Element data from apps and pages
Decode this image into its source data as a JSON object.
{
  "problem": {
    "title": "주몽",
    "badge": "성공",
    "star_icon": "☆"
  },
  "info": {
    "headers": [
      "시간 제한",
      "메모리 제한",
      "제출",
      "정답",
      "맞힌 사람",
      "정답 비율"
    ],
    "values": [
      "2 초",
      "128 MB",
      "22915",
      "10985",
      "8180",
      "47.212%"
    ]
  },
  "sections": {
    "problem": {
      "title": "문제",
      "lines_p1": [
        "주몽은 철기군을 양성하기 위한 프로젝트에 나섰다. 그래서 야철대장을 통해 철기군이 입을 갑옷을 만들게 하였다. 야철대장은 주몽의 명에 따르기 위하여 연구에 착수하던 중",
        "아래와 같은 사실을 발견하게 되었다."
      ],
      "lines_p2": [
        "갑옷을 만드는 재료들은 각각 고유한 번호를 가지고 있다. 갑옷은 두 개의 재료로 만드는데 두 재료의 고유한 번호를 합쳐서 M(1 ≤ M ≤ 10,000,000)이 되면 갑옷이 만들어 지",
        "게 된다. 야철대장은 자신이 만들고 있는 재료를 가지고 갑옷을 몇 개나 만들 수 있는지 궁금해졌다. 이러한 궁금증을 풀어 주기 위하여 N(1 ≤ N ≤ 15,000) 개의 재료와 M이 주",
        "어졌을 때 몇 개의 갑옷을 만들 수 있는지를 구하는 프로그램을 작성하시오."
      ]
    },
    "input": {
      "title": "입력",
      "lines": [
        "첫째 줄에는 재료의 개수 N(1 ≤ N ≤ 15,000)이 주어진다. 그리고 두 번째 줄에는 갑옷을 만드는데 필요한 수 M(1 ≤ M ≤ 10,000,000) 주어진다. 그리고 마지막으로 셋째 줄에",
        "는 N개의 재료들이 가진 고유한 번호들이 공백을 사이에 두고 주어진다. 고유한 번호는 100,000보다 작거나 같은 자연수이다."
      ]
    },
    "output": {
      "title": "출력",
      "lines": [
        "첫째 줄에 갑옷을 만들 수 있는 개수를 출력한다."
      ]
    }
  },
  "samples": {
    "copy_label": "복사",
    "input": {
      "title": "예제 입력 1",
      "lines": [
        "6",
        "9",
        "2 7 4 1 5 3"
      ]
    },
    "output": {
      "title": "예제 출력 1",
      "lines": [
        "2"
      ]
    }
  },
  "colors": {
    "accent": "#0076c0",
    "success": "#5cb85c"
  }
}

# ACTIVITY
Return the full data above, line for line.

# OUTPUT
Decode this image into its source data as a JSON object.
{
  "problem": {
    "title": "주몽",
    "badge": "성공",
    "star_icon": "☆"
  },
  "info": {
    "headers": [
      "시간 제한",
      "메모리 제한",
      "제출",
      "정답",
      "맞힌 사람",
      "정답 비율"
    ],
    "values": [
      "2 초",
      "128 MB",
      "22915",
      "10985",
      "8180",
      "47.212%"
    ]
  },
  "sections": {
    "problem": {
      "title": "문제",
      "lines_p1": [
        "주몽은 철기군을 양성하기 위한 프로젝트에 나섰다. 그래서 야철대장을 통해 철기군이 입을 갑옷을 만들게 하였다. 야철대장은 주몽의 명에 따르기 위하여 연구에 착수하던 중",
        "아래와 같은 사실을 발견하게 되었다."
      ],
      "lines_p2": [
        "갑옷을 만드는 재료들은 각각 고유한 번호를 가지고 있다. 갑옷은 두 개의 재료로 만드는데 두 재료의 고유한 번호를 합쳐서 M(1 ≤ M ≤ 10,000,000)이 되면 갑옷이 만들어 지",
        "게 된다. 야철대장은 자신이 만들고 있는 재료를 가지고 갑옷을 몇 개나 만들 수 있는지 궁금해졌다. 이러한 궁금증을 풀어 주기 위하여 N(1 ≤ N ≤ 15,000) 개의 재료와 M이 주",
        "어졌을 때 몇 개의 갑옷을 만들 수 있는지를 구하는 프로그램을 작성하시오."
      ]
    },
    "input": {
      "title": "입력",
      "lines": [
        "첫째 줄에는 재료의 개수 N(1 ≤ N ≤ 15,000)이 주어진다. 그리고 두 번째 줄에는 갑옷을 만드는데 필요한 수 M(1 ≤ M ≤ 10,000,000) 주어진다. 그리고 마지막으로 셋째 줄에",
        "는 N개의 재료들이 가진 고유한 번호들이 공백을 사이에 두고 주어진다. 고유한 번호는 100,000보다 작거나 같은 자연수이다."
      ]
    },
    "output": {
      "title": "출력",
      "lines": [
        "첫째 줄에 갑옷을 만들 수 있는 개수를 출력한다."
      ]
    }
  },
  "samples": {
    "copy_label": "복사",
    "input": {
      "title": "예제 입력 1",
      "lines": [
        "6",
        "9",
        "2 7 4 1 5 3"
      ]
    },
    "output": {
      "title": "예제 출력 1",
      "lines": [
        "2"
      ]
    }
  },
  "colors": {
    "accent": "#0076c0",
    "success": "#5cb85c"
  }
}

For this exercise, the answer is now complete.